- Have established one or just a few architectural patterns.
- Both tarchitects and marketects MUST have a thorough understanding of the problem domain:
- Requirements gathering / needs analysis.
- Business process modeling.
- Hohmann's requirements for a tarchitect:
- Deep understanding of the problem domain.
- Must have gone through several full release cycles of (the) product(s).
- Explains why the (domain) consulting/software development model is so successful.
- Technology base: "technology base must support the tarchitecture as motivated by the problem domain." (p. 57).
- RSS-Lisp vs. Riverware C++.
- HTTP / XML / SOAP / JSON —> Web services —> Service-Oriented
- Leading vs. bleeding edge. (Sullivan/Beach (working paper): HRO workers; e.g., military / power / aviation industry: "not
infatuated with new technology...")
- Beware of resumé-driven design.
- Where tarchitecture & marketecture meet:
- "Create results now while working in the long run" (The market wants (or can support) it now, but architecture is
- "World-class marketects approach their task from a perspective of time that easily distinguishes them from those less skilled.

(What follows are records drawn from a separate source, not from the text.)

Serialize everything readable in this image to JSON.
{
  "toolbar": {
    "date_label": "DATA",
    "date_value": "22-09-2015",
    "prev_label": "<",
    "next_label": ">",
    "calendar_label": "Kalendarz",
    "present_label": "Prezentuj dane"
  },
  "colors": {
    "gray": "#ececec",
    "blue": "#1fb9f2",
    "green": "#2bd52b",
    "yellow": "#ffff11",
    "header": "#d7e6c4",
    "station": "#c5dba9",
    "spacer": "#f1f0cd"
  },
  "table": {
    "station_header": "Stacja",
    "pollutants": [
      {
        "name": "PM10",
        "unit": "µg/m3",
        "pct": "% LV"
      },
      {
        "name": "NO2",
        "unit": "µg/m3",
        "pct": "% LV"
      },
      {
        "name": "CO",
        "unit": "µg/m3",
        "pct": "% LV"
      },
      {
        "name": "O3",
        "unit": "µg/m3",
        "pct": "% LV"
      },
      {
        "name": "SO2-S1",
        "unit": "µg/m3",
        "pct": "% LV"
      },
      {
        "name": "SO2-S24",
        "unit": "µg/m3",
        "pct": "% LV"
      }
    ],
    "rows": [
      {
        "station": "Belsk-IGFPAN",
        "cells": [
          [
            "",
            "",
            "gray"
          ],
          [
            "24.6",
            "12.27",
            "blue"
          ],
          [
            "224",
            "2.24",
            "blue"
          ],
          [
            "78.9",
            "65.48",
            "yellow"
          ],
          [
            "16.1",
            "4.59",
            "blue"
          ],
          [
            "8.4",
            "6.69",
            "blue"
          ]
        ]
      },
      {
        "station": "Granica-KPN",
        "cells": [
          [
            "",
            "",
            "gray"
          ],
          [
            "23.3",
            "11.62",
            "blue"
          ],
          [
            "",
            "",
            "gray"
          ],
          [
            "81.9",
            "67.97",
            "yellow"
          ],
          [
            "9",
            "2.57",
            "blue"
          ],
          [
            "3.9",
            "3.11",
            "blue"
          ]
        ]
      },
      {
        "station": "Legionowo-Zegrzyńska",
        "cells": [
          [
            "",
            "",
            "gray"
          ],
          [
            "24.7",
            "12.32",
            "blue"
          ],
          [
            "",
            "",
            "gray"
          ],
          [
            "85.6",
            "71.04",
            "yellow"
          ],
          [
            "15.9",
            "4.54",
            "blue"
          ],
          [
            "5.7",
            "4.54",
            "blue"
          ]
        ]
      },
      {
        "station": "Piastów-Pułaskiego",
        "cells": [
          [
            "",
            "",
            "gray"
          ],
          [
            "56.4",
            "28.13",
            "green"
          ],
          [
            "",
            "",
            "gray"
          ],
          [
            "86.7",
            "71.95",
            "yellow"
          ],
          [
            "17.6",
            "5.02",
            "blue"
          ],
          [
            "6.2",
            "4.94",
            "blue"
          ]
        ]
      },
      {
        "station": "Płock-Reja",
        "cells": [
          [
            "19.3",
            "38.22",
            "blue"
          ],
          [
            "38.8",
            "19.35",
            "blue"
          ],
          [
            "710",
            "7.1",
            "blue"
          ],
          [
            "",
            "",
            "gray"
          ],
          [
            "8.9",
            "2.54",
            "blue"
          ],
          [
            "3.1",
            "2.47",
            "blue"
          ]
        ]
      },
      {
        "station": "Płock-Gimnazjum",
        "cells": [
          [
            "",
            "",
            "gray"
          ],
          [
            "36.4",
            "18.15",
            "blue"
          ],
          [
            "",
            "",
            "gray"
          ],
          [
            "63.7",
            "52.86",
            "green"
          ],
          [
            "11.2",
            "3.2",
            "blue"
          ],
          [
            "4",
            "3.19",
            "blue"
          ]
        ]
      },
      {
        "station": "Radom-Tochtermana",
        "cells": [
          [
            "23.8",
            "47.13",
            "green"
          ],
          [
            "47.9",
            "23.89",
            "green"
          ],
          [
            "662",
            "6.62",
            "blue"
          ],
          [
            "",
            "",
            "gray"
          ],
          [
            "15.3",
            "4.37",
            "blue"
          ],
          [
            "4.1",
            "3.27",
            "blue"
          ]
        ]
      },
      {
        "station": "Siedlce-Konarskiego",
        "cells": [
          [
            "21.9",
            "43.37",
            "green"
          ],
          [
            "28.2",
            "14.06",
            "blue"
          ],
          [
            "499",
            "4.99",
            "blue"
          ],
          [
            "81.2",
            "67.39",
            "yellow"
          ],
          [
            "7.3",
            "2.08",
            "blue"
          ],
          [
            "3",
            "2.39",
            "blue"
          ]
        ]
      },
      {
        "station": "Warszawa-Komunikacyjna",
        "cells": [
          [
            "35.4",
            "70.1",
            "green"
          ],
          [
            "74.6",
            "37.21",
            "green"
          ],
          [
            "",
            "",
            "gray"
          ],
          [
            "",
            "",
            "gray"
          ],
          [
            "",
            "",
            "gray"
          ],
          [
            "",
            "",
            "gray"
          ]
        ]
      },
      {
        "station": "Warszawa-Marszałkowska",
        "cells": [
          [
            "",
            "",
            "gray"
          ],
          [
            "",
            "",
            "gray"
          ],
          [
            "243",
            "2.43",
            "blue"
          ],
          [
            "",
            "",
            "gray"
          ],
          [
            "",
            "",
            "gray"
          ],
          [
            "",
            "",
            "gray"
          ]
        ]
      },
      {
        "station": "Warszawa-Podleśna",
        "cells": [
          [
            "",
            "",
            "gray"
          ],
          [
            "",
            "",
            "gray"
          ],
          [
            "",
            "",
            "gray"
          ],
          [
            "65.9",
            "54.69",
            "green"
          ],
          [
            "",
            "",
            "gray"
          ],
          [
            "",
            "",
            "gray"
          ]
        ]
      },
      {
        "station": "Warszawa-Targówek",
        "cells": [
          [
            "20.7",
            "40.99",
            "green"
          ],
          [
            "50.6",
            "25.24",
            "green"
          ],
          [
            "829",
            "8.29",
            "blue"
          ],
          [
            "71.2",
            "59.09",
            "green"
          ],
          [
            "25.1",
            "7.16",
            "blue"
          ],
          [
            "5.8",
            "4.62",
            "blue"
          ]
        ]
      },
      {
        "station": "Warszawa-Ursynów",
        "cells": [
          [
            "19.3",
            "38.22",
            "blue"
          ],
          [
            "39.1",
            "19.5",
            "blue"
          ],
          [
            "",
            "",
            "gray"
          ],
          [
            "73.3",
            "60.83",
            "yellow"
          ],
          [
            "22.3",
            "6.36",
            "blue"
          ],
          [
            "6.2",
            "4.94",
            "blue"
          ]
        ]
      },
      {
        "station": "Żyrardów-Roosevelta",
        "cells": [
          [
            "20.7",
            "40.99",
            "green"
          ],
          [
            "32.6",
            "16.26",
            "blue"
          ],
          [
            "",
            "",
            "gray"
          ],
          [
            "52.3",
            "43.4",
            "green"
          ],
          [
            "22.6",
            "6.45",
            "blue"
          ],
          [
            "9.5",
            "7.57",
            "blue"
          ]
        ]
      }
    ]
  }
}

Instead of listening to what
customers want now (easy), they extrapolate multiple streams of data, including current requests, to envision what customers will want 18 to 24 months into the
future (hard)." (p.57/58)
- "Envisioning the future on behalf of customers, even when they can't
articulate what they want, is the world-class marketect's key distinguishing feature." (p.58)
- Cummings in 'Jack of Two Trades' (Computerworld, Apr. 2013): "We need IT to be the kind of organization that knows the (business) problem before they know it."
- "Like their marketect counterparts, world-class tarchitects also extrapolate multiple streams of data and envision a technological future that provides superior value to their
- Example: If my marketect expects steep increases in system use in a year or two, should I use Access as my database?
If so, I better write my database creation scripts in standard SQL.
- In other words: !!! Consider specific needs as instances of a (more general) class of extrapolated needs !!!
- In yet other words: !!! Every time you recognize a specific problem as an instance of a class of problems, you create
the opportunity to not only solve the specific problem (kludge), but also similar future problems) !!!
- In still other words: !!! Generalize !!!
- However; be careful not to overdue this. Taken to the extreme, any particular case is a case of 'something,'
yet designing a system which can handle 'anything and everything' is doomed for both failure to finish and extreme complexity.
- Harness feedback:
- Have people know their roles:
- Some things tarchitects and marketects should never do (p. 60):
- Make promises ($$, delivery schedules, etc.) to (potential) customers without first checking back.
- Preclude/exclude opportunities without first checking back.
- Lie or gamble; being considered uncertain is less harmful than being considered a liar.
- Working in clarity:
- Tarchitects and marketects both understand problem domain.
- Problem: Why is a marketect not understanding the problem domain worse than a tarchitect not understanding it.
- Agree on common means of documentation and representation; e.g., language; set of terms.
- Mutual respect for each other's responsibilities and accountabilities.
- Make the data available; transparency.